-- What you need to do --
Read the entries that follow and give each one again precisely.

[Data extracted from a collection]
═══
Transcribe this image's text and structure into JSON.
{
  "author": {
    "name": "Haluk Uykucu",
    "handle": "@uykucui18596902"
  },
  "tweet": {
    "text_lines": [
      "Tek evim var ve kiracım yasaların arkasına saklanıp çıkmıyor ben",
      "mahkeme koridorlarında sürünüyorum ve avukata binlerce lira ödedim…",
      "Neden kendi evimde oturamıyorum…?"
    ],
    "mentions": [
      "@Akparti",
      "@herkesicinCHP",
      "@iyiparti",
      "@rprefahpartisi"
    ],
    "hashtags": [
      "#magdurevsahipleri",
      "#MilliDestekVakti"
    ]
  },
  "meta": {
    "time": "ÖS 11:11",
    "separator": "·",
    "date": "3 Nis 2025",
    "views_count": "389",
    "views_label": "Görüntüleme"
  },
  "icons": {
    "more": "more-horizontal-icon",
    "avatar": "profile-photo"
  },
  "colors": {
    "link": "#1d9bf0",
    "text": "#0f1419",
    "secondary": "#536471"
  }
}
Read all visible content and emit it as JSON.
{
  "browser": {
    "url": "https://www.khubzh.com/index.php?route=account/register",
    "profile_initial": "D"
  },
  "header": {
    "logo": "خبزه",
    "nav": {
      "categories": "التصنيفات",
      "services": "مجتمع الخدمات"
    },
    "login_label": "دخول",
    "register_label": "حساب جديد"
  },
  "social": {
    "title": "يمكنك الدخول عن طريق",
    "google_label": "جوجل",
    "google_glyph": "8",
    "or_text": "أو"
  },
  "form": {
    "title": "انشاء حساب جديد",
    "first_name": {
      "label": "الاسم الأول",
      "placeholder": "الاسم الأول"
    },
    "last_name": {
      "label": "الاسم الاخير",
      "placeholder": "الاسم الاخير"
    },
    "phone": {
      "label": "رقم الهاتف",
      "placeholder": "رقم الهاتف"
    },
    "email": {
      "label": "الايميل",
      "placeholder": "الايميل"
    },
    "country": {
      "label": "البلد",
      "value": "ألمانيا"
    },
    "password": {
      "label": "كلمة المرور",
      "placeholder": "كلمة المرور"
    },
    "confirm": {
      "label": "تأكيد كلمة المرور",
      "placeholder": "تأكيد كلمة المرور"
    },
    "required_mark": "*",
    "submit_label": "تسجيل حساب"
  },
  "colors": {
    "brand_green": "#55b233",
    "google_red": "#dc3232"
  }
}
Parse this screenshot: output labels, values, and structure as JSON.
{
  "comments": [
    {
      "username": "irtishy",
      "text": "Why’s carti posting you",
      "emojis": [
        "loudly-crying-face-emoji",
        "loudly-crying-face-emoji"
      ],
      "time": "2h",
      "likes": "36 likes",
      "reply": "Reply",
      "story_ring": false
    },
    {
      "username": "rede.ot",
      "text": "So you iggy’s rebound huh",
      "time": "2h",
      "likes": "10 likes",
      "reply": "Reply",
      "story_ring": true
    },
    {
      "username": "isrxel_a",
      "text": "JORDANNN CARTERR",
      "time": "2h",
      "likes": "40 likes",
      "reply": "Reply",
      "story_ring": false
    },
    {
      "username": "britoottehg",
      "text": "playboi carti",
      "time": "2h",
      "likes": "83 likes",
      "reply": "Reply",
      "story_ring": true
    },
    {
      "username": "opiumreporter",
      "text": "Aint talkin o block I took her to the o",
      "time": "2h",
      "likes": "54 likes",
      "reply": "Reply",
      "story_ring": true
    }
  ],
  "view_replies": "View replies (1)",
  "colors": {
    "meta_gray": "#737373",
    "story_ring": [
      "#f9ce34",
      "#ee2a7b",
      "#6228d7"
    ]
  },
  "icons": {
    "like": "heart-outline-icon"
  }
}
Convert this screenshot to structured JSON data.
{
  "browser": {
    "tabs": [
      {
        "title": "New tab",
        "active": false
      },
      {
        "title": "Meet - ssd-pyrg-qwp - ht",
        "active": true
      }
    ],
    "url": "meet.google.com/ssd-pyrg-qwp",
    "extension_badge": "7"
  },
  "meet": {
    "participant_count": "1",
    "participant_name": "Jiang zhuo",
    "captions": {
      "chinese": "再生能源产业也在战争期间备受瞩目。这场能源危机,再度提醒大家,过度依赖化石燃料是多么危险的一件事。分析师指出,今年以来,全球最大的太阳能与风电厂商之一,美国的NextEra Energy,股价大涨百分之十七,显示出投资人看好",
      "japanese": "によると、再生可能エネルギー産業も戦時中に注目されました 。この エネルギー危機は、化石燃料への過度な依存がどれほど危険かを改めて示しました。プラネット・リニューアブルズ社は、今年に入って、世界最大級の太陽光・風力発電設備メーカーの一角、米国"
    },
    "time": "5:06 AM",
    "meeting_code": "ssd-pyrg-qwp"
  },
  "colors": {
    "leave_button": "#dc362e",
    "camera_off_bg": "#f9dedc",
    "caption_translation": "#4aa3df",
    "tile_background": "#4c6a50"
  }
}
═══
-- Task response --
Transcribe this image's text and structure into JSON.
{
  "author": {
    "name": "Haluk Uykucu",
    "handle": "@uykucui18596902"
  },
  "tweet": {
    "text_lines": [
      "Tek evim var ve kiracım yasaların arkasına saklanıp çıkmıyor ben",
      "mahkeme koridorlarında sürünüyorum ve avukata binlerce lira ödedim…",
      "Neden kendi evimde oturamıyorum…?"
    ],
    "mentions": [
      "@Akparti",
      "@herkesicinCHP",
      "@iyiparti",
      "@rprefahpartisi"
    ],
    "hashtags": [
      "#magdurevsahipleri",
      "#MilliDestekVakti"
    ]
  },
  "meta": {
    "time": "ÖS 11:11",
    "separator": "·",
    "date": "3 Nis 2025",
    "views_count": "389",
    "views_label": "Görüntüleme"
  },
  "icons": {
    "more": "more-horizontal-icon",
    "avatar": "profile-photo"
  },
  "colors": {
    "link": "#1d9bf0",
    "text": "#0f1419",
    "secondary": "#536471"
  }
}
Read all visible content and emit it as JSON.
{
  "browser": {
    "url": "https://www.khubzh.com/index.php?route=account/register",
    "profile_initial": "D"
  },
  "header": {
    "logo": "خبزه",
    "nav": {
      "categories": "التصنيفات",
      "services": "مجتمع الخدمات"
    },
    "login_label": "دخول",
    "register_label": "حساب جديد"
  },
  "social": {
    "title": "يمكنك الدخول عن طريق",
    "google_label": "جوجل",
    "google_glyph": "8",
    "or_text": "أو"
  },
  "form": {
    "title": "انشاء حساب جديد",
    "first_name": {
      "label": "الاسم الأول",
      "placeholder": "الاسم الأول"
    },
    "last_name": {
      "label": "الاسم الاخير",
      "placeholder": "الاسم الاخير"
    },
    "phone": {
      "label": "رقم الهاتف",
      "placeholder": "رقم الهاتف"
    },
    "email": {
      "label": "الايميل",
      "placeholder": "الايميل"
    },
    "country": {
      "label": "البلد",
      "value": "ألمانيا"
    },
    "password": {
      "label": "كلمة المرور",
      "placeholder": "كلمة المرور"
    },
    "confirm": {
      "label": "تأكيد كلمة المرور",
      "placeholder": "تأكيد كلمة المرور"
    },
    "required_mark": "*",
    "submit_label": "تسجيل حساب"
  },
  "colors": {
    "brand_green": "#55b233",
    "google_red": "#dc3232"
  }
}
Parse this screenshot: output labels, values, and structure as JSON.
{
  "comments": [
    {
      "username": "irtishy",
      "text": "Why’s carti posting you",
      "emojis": [
        "loudly-crying-face-emoji",
        "loudly-crying-face-emoji"
      ],
      "time": "2h",
      "likes": "36 likes",
      "reply": "Reply",
      "story_ring": false
    },
    {
      "username": "rede.ot",
      "text": "So you iggy’s rebound huh",
      "time": "2h",
      "likes": "10 likes",
      "reply": "Reply",
      "story_ring": true
    },
    {
      "username": "isrxel_a",
      "text": "JORDANNN CARTERR",
      "time": "2h",
      "likes": "40 likes",
      "reply": "Reply",
      "story_ring": false
    },
    {
      "username": "britoottehg",
      "text": "playboi carti",
      "time": "2h",
      "likes": "83 likes",
      "reply": "Reply",
      "story_ring": true
    },
    {
      "username": "opiumreporter",
      "text": "Aint talkin o block I took her to the o",
      "time": "2h",
      "likes": "54 likes",
      "reply": "Reply",
      "story_ring": true
    }
  ],
  "view_replies": "View replies (1)",
  "colors": {
    "meta_gray": "#737373",
    "story_ring": [
      "#f9ce34",
      "#ee2a7b",
      "#6228d7"
    ]
  },
  "icons": {
    "like": "heart-outline-icon"
  }
}
Convert this screenshot to structured JSON data.
{
  "browser": {
    "tabs": [
      {
        "title": "New tab",
        "active": false
      },
      {
        "title": "Meet - ssd-pyrg-qwp - ht",
        "active": true
      }
    ],
    "url": "meet.google.com/ssd-pyrg-qwp",
    "extension_badge": "7"
  },
  "meet": {
    "participant_count": "1",
    "participant_name": "Jiang zhuo",
    "captions": {
      "chinese": "再生能源产业也在战争期间备受瞩目。这场能源危机,再度提醒大家,过度依赖化石燃料是多么危险的一件事。分析师指出,今年以来,全球最大的太阳能与风电厂商之一,美国的NextEra Energy,股价大涨百分之十七,显示出投资人看好",
      "japanese": "によると、再生可能エネルギー産業も戦時中に注目されました 。この エネルギー危機は、化石燃料への過度な依存がどれほど危険かを改めて示しました。プラネット・リニューアブルズ社は、今年に入って、世界最大級の太陽光・風力発電設備メーカーの一角、米国"
    },
    "time": "5:06 AM",
    "meeting_code": "ssd-pyrg-qwp"
  },
  "colors": {
    "leave_button": "#dc362e",
    "camera_off_bg": "#f9dedc",
    "caption_translation": "#4aa3df",
    "tile_background": "#4c6a50"
  }
}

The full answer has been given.